→ **DATA PROVIDED**:
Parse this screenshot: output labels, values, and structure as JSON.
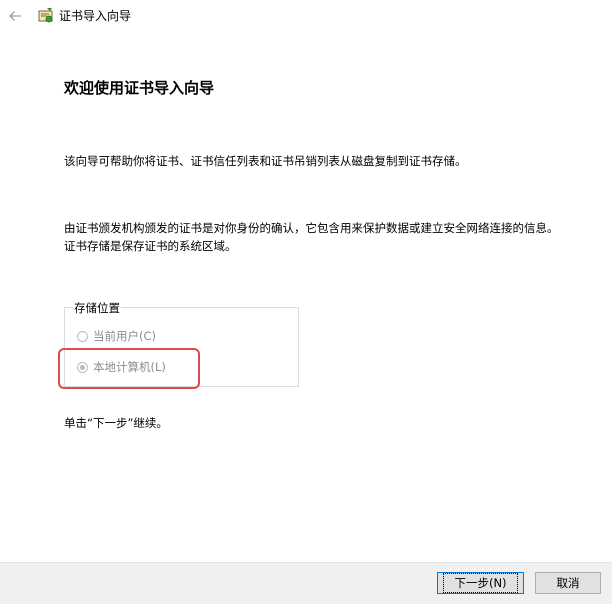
{
  "window": {
    "title": "证书导入向导"
  },
  "icons": {
    "back": "back-arrow-icon",
    "app": "certificate-icon"
  },
  "wizard": {
    "heading": "欢迎使用证书导入向导",
    "intro": "该向导可帮助你将证书、证书信任列表和证书吊销列表从磁盘复制到证书存储。",
    "description": "由证书颁发机构颁发的证书是对你身份的确认，它包含用来保护数据或建立安全网络连接的信息。证书存储是保存证书的系统区域。",
    "storage": {
      "legend": "存储位置",
      "options": [
        {
          "label": "当前用户(C)",
          "selected": false,
          "enabled": false
        },
        {
          "label": "本地计算机(L)",
          "selected": true,
          "enabled": false
        }
      ]
    },
    "continue_text": "单击“下一步”继续。"
  },
  "buttons": {
    "next": "下一步(N)",
    "cancel": "取消"
  },
  "colors": {
    "highlight": "#e04a4a",
    "accent": "#0078d7"
  }
}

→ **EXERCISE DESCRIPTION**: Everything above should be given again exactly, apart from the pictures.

→ **ANSWER FOR THE TASK**:
Parse this screenshot: output labels, values, and structure as JSON.
{
  "window": {
    "title": "证书导入向导"
  },
  "icons": {
    "back": "back-arrow-icon",
    "app": "certificate-icon"
  },
  "wizard": {
    "heading": "欢迎使用证书导入向导",
    "intro": "该向导可帮助你将证书、证书信任列表和证书吊销列表从磁盘复制到证书存储。",
    "description": "由证书颁发机构颁发的证书是对你身份的确认，它包含用来保护数据或建立安全网络连接的信息。证书存储是保存证书的系统区域。",
    "storage": {
      "legend": "存储位置",
      "options": [
        {
          "label": "当前用户(C)",
          "selected": false,
          "enabled": false
        },
        {
          "label": "本地计算机(L)",
          "selected": true,
          "enabled": false
        }
      ]
    },
    "continue_text": "单击“下一步”继续。"
  },
  "buttons": {
    "next": "下一步(N)",
    "cancel": "取消"
  },
  "colors": {
    "highlight": "#e04a4a",
    "accent": "#0078d7"
  }
}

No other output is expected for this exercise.